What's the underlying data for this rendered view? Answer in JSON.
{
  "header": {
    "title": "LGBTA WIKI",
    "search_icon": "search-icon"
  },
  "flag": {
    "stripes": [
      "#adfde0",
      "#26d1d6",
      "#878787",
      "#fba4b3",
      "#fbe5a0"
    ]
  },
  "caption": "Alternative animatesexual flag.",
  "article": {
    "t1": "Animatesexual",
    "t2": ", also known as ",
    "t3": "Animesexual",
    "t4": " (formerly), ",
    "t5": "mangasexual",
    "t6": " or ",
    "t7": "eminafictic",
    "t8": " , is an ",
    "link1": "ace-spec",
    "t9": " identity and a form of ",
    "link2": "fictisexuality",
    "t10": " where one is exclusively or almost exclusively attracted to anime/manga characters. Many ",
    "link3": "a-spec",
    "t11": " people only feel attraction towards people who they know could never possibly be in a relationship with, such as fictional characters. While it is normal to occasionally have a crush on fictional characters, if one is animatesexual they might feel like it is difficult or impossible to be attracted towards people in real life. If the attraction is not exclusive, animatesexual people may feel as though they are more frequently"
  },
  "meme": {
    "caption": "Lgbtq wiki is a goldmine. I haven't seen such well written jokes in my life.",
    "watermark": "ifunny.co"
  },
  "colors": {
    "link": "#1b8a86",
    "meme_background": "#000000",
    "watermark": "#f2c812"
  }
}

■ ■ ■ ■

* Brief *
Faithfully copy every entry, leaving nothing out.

* Response to this task *
What's the underlying data for this rendered view? Answer in JSON.
{
  "header": {
    "title": "LGBTA WIKI",
    "search_icon": "search-icon"
  },
  "flag": {
    "stripes": [
      "#adfde0",
      "#26d1d6",
      "#878787",
      "#fba4b3",
      "#fbe5a0"
    ]
  },
  "caption": "Alternative animatesexual flag.",
  "article": {
    "t1": "Animatesexual",
    "t2": ", also known as ",
    "t3": "Animesexual",
    "t4": " (formerly), ",
    "t5": "mangasexual",
    "t6": " or ",
    "t7": "eminafictic",
    "t8": " , is an ",
    "link1": "ace-spec",
    "t9": " identity and a form of ",
    "link2": "fictisexuality",
    "t10": " where one is exclusively or almost exclusively attracted to anime/manga characters. Many ",
    "link3": "a-spec",
    "t11": " people only feel attraction towards people who they know could never possibly be in a relationship with, such as fictional characters. While it is normal to occasionally have a crush on fictional characters, if one is animatesexual they might feel like it is difficult or impossible to be attracted towards people in real life. If the attraction is not exclusive, animatesexual people may feel as though they are more frequently"
  },
  "meme": {
    "caption": "Lgbtq wiki is a goldmine. I haven't seen such well written jokes in my life.",
    "watermark": "ifunny.co"
  },
  "colors": {
    "link": "#1b8a86",
    "meme_background": "#000000",
    "watermark": "#f2c812"
  }
}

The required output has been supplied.